How to Cut a Flower


Cut flowers provide a fresh, decorative touch to any home. Flowers, whether grown at home or commercially, require special care when cut and removed from their source of food and water, advises Mary H. Meyer, a horticulturist for the University of Minnesota Extension. Treat flowers with special care when cutting for longer-lasting, healthy blooms.

Step 1

Cut flowers in the morning, before the heat of the day, but after the dew has evaporated. Dry, but not hot flowers are at their peak; they will be much less likely to wilt or die quickly.

Step 2

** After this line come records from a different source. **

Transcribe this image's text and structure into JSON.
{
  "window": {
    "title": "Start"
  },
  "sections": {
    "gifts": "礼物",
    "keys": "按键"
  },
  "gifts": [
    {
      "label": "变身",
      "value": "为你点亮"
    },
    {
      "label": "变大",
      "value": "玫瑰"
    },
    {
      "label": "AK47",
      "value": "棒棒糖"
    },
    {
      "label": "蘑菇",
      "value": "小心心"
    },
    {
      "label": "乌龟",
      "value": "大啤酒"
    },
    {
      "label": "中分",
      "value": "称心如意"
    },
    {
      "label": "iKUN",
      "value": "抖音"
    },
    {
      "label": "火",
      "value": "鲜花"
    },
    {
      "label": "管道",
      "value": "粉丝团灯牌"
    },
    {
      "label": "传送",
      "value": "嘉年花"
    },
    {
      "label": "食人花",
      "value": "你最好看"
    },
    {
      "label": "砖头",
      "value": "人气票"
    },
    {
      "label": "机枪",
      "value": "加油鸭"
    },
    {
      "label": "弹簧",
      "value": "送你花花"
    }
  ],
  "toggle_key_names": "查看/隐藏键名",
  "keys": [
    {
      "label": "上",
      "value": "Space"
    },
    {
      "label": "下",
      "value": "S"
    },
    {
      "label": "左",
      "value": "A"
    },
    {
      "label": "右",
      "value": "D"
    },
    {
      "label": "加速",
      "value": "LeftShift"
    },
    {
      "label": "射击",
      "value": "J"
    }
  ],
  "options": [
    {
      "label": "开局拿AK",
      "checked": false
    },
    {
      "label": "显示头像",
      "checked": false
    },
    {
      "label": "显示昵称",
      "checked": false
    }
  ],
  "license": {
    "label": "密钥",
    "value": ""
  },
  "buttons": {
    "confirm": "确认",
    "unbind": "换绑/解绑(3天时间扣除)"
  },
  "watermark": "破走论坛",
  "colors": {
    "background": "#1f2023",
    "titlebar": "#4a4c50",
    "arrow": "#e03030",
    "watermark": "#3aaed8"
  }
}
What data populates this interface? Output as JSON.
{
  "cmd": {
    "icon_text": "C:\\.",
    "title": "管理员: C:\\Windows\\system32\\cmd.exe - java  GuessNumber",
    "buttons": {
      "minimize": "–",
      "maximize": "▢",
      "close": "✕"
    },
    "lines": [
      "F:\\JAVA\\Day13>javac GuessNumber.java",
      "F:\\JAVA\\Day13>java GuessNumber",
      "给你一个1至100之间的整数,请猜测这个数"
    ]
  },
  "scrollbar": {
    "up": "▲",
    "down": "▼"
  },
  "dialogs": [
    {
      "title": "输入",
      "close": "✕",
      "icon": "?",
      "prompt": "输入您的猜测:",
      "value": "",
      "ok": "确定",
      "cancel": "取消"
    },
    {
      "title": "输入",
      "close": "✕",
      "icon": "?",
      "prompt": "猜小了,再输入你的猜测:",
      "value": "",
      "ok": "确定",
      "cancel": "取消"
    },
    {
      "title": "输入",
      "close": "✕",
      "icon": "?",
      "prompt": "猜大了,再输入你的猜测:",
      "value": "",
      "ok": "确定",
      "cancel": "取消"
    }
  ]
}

Fill a bucket with clean, lukewarm water to place the flowers in.

Step 3

Cut the stem with a pair of sharp, clean garden shears or scissors. Cut at a 45-degree angle to facilitate water absorption once placed in water.

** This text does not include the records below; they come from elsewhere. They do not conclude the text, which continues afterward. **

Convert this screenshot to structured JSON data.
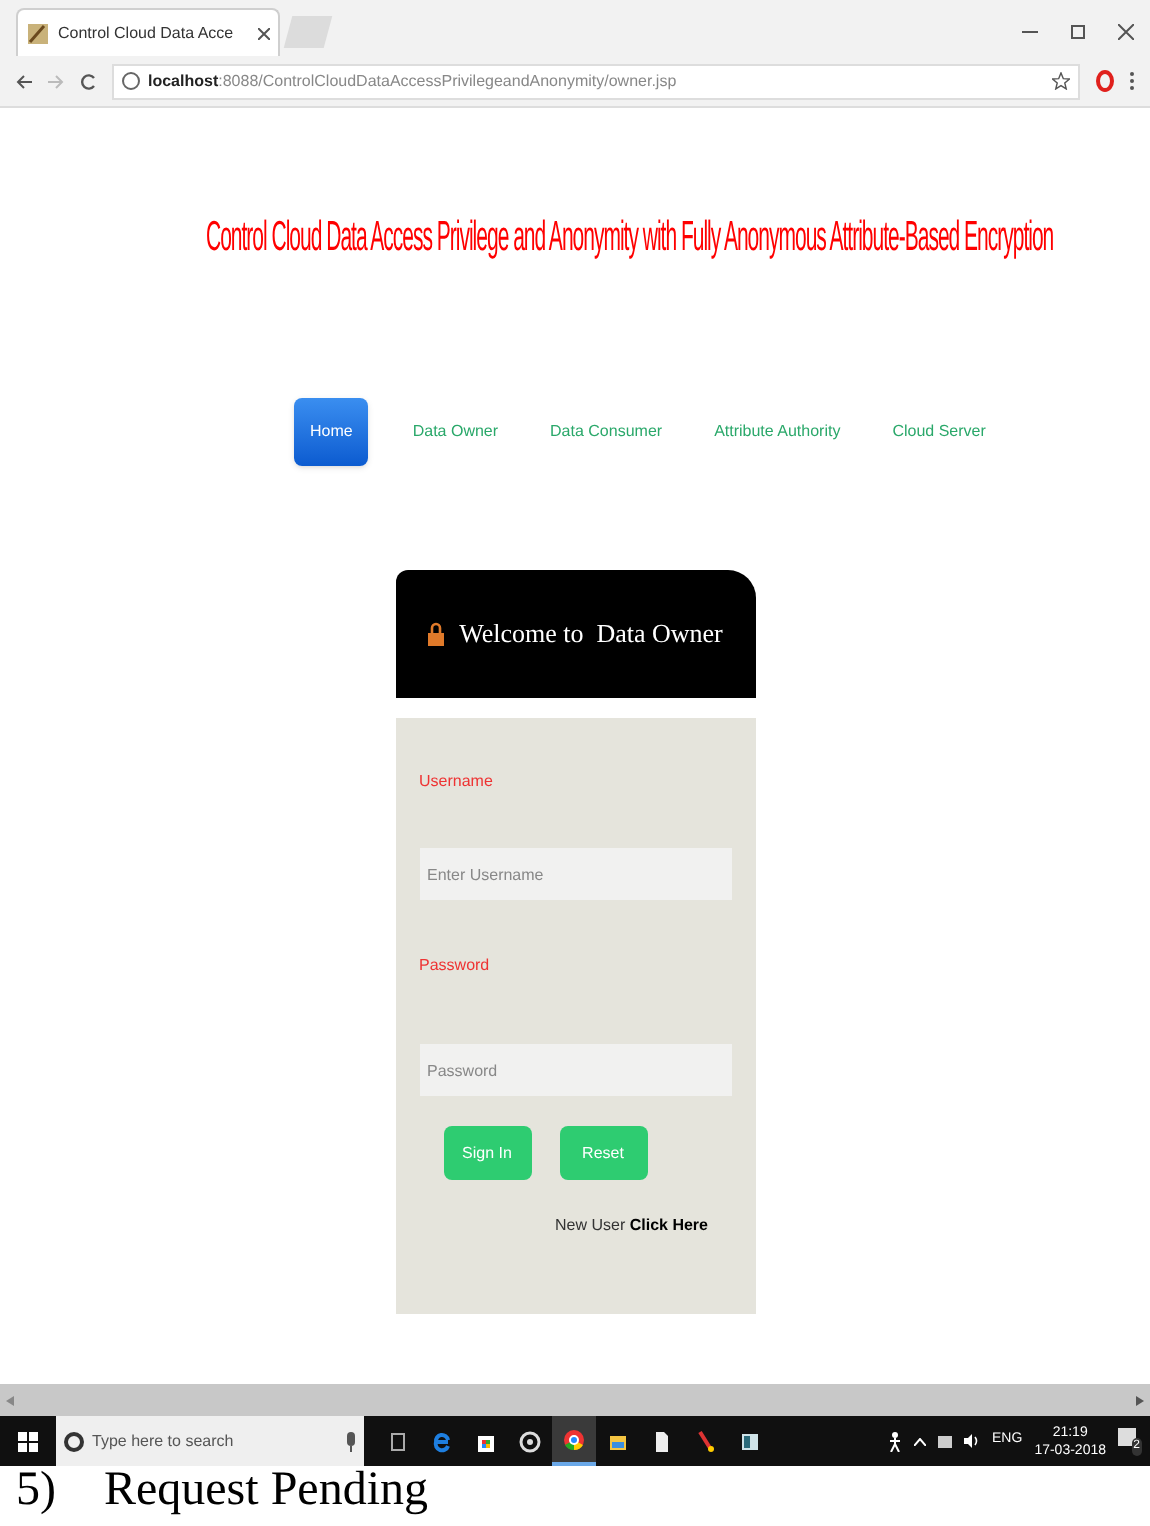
{
  "browser": {
    "tab_title": "Control Cloud Data Acce",
    "url_host": "localhost",
    "url_path": ":8088/ControlCloudDataAccessPrivilegeandAnonymity/owner.jsp"
  },
  "page": {
    "title": "Control Cloud Data Access Privilege and Anonymity with Fully Anonymous Attribute-Based Encryption",
    "nav": [
      {
        "label": "Home",
        "selected": true
      },
      {
        "label": "Data Owner",
        "selected": false
      },
      {
        "label": "Data Consumer",
        "selected": false
      },
      {
        "label": "Attribute Authority",
        "selected": false
      },
      {
        "label": "Cloud Server",
        "selected": false
      }
    ],
    "login": {
      "heading": "Welcome to  Data Owner",
      "username_label": "Username",
      "username_placeholder": "Enter Username",
      "password_label": "Password",
      "password_placeholder": "Password",
      "buttons": [
        "Sign In",
        "Reset"
      ],
      "new_user_text": "New User",
      "new_user_link": "Click Here"
    }
  },
  "taskbar": {
    "search_placeholder": "Type here to search",
    "apps": [
      {
        "kind": "taskview",
        "selected": false
      },
      {
        "kind": "edge",
        "selected": false
      },
      {
        "kind": "store",
        "selected": false
      },
      {
        "kind": "groove",
        "selected": false
      },
      {
        "kind": "chrome",
        "selected": true
      },
      {
        "kind": "explorer",
        "selected": false
      },
      {
        "kind": "file",
        "selected": false
      },
      {
        "kind": "paint",
        "selected": false
      },
      {
        "kind": "app",
        "selected": false
      }
    ],
    "language": "ENG",
    "time": "21:19",
    "date": "17-03-2018",
    "notifications": "2"
  },
  "caption": "5)    Request Pending"
}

Step 4

Place the stems of the cut flowers immediately in the water-filled bucket. The shock of being removed from the plant is quite harsh on flowers; they benefit from having immediate access to fresh water.

Step 5

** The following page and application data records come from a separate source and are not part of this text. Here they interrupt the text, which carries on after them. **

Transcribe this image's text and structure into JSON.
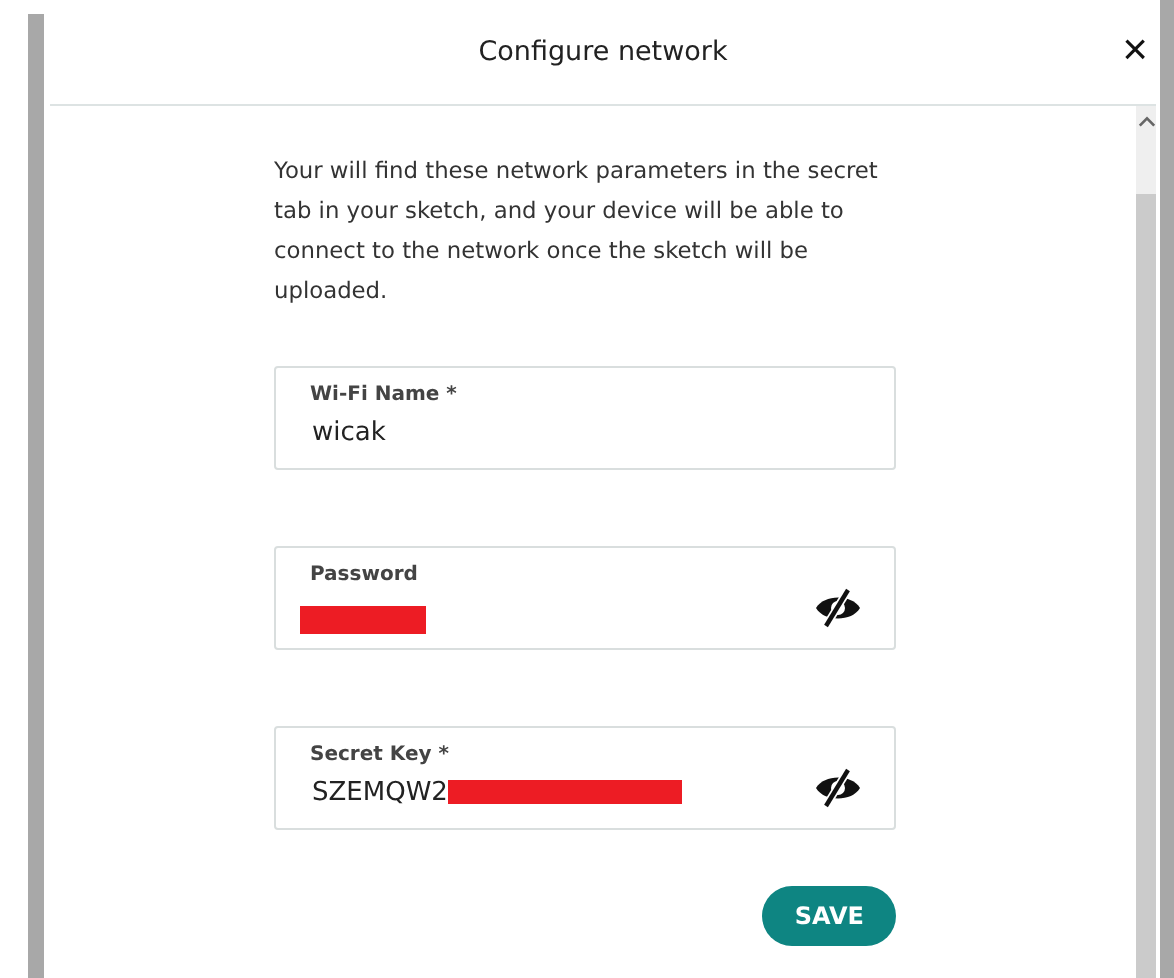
{
  "dialog": {
    "title": "Configure network",
    "close": "×"
  },
  "description": "Your will find these network parameters in the secret tab in your sketch, and your device will be able to connect to the network once the sketch will be uploaded.",
  "fields": [
    {
      "label": "Wi-Fi Name *",
      "value": "wicak",
      "redacted": false,
      "toggle": false
    },
    {
      "label": "Password",
      "redacted": true,
      "toggle": true
    },
    {
      "label": "Secret Key *",
      "value": "SZEMQW2",
      "redacted": true,
      "toggle": true
    }
  ],
  "save_button": "SAVE"
}
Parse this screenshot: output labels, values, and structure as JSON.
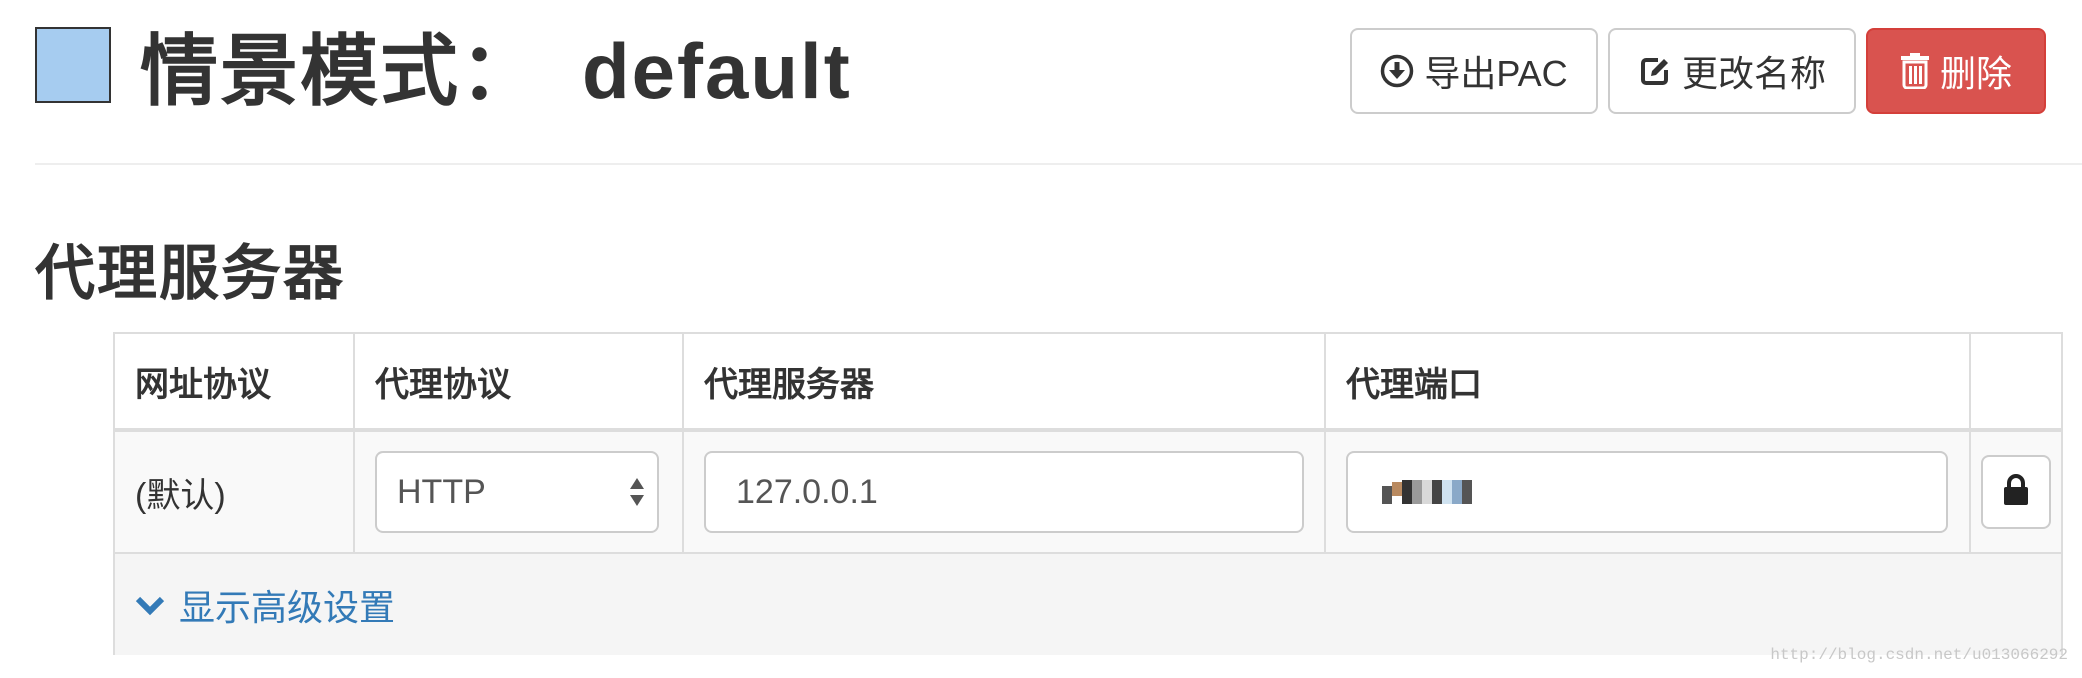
{
  "header": {
    "title_prefix": "情景模式：",
    "profile_name": "default",
    "swatch_color": "#a6ccf0",
    "buttons": {
      "export_label": "导出PAC",
      "export_icon": "download-circle-icon",
      "rename_label": "更改名称",
      "rename_icon": "edit-icon",
      "delete_label": "删除",
      "delete_icon": "trash-icon",
      "delete_color": "#d9534f"
    }
  },
  "section": {
    "title": "代理服务器"
  },
  "table": {
    "headers": [
      "网址协议",
      "代理协议",
      "代理服务器",
      "代理端口"
    ],
    "row": {
      "scheme": "(默认)",
      "protocol": "HTTP",
      "host": "127.0.0.1",
      "port": "",
      "lock_icon": "lock-icon"
    },
    "advanced_link": "显示高级设置",
    "advanced_icon": "chevron-down-icon",
    "link_color": "#337ab7"
  },
  "watermark": "http://blog.csdn.net/u013066292"
}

Fill a vase with lukewarm water. Add a packet of floral preservative, available from florists.

Step 6

Pinch off any lower leaves on the stems that will be submerged below water. Recut 1 or 2 inches from the stem ends at an angle under lukewarm running water. Immediately place the stems of the flowers in the vase.

Things You'll Need

  • Bucket
  • Garden shears or scissors
  • Vase
  • Floral preservative


  • Texas A&M Extension: Cutflower Gardening
  • University of Minnesota Extension: Keeping Cut Flowers and Flowering Plants
Keywords: cutting flowers, harvest flowers, cut fresh flowers

About this Author

Sommer Sharon has a bachelor's degree in IT/Web management from the University of Phoenix and owns a Web consulting business. With more than 12 years of experience in the publishing industry, her work has included "Better Homes and Gardens," "Ladies' Home Journal," "MORE," "Country Home," "Midwest Living," and "American Baby." Sharon now contributes her editorial background by writing for several Internet publications.